_Information given_
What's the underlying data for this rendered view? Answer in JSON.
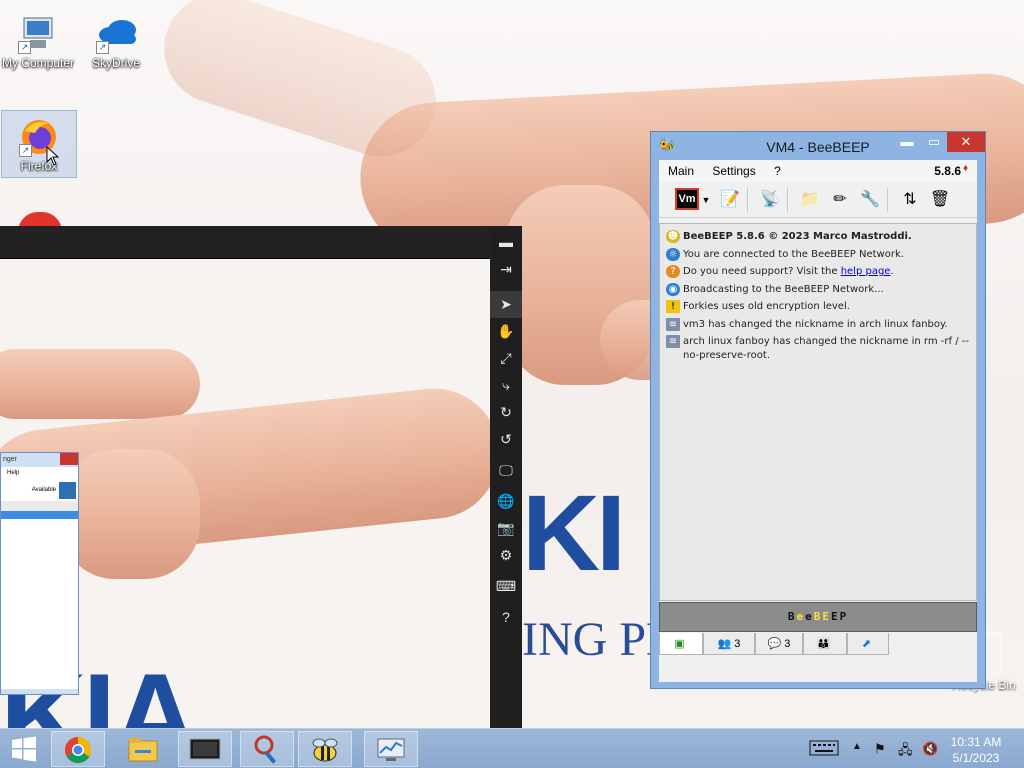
{
  "desktop": {
    "icons": [
      {
        "label": "My Computer",
        "icon": "computer-icon"
      },
      {
        "label": "SkyDrive",
        "icon": "cloud-icon"
      },
      {
        "label": "Firefox",
        "icon": "firefox-icon"
      }
    ],
    "recycle_bin": "Recycle Bin",
    "wallpaper": {
      "brand_letters": "KI",
      "brand_letters_bottom": "KIA",
      "tagline": "ING PE"
    }
  },
  "viewer": {
    "tools": [
      "minimize-icon",
      "pin-icon",
      "pointer-icon",
      "hand-icon",
      "fullscreen-icon",
      "connect-icon",
      "rotate-right-icon",
      "rotate-left-icon",
      "monitor-icon",
      "globe-icon",
      "camera-icon",
      "settings-icon",
      "keyboard-icon",
      "help-icon"
    ],
    "tool_glyphs": [
      "▬",
      "⇥",
      "➤",
      "✋",
      "⤢",
      "⤷",
      "↻",
      "↺",
      "🖵",
      "🌐",
      "📷",
      "⚙",
      "⌨",
      "?"
    ],
    "mini_messenger": {
      "title": "nger",
      "menu": "Help",
      "status": "Available"
    }
  },
  "beebeep": {
    "title": "VM4 - BeeBEEP",
    "controls": {
      "minimize": "▬",
      "maximize": "▭",
      "close": "✕"
    },
    "menu": {
      "main": "Main",
      "settings": "Settings",
      "help": "?"
    },
    "version": "5.8.6",
    "toolbar": {
      "vm_label": "Vm"
    },
    "messages": [
      {
        "icon": "bee-icon",
        "text": "BeeBEEP 5.8.6 © 2023 Marco Mastroddi.",
        "bold": true
      },
      {
        "icon": "network-icon",
        "text": "You are connected to the BeeBEEP Network."
      },
      {
        "icon": "support-icon",
        "text": "Do you need support? Visit the ",
        "link": "help page",
        "after": "."
      },
      {
        "icon": "broadcast-icon",
        "text": "Broadcasting to the BeeBEEP Network..."
      },
      {
        "icon": "warning-icon",
        "text": "Forkies uses old encryption level."
      },
      {
        "icon": "info-icon",
        "text": "vm3 has changed the nickname in arch linux fanboy."
      },
      {
        "icon": "info-icon",
        "text": "arch linux fanboy has changed the nickname in rm -rf / --no-preserve-root."
      }
    ],
    "banner": [
      "B",
      "e",
      "e",
      "B",
      "E",
      "E",
      "P"
    ],
    "tabs": {
      "users_count": "3",
      "chats_count": "3"
    }
  },
  "taskbar": {
    "apps": [
      "start-icon",
      "chrome-icon",
      "file-explorer-icon",
      "remote-desktop-icon",
      "tools-icon",
      "beebeep-icon",
      "network-monitor-icon"
    ],
    "clock": {
      "time": "10:31 AM",
      "date": "5/1/2023"
    }
  },
  "colors": {
    "accent": "#8db4e3",
    "close": "#c7372f",
    "link": "#0000d6",
    "banner": "#8c8c8c"
  }
}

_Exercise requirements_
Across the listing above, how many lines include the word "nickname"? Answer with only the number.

_Task response_
2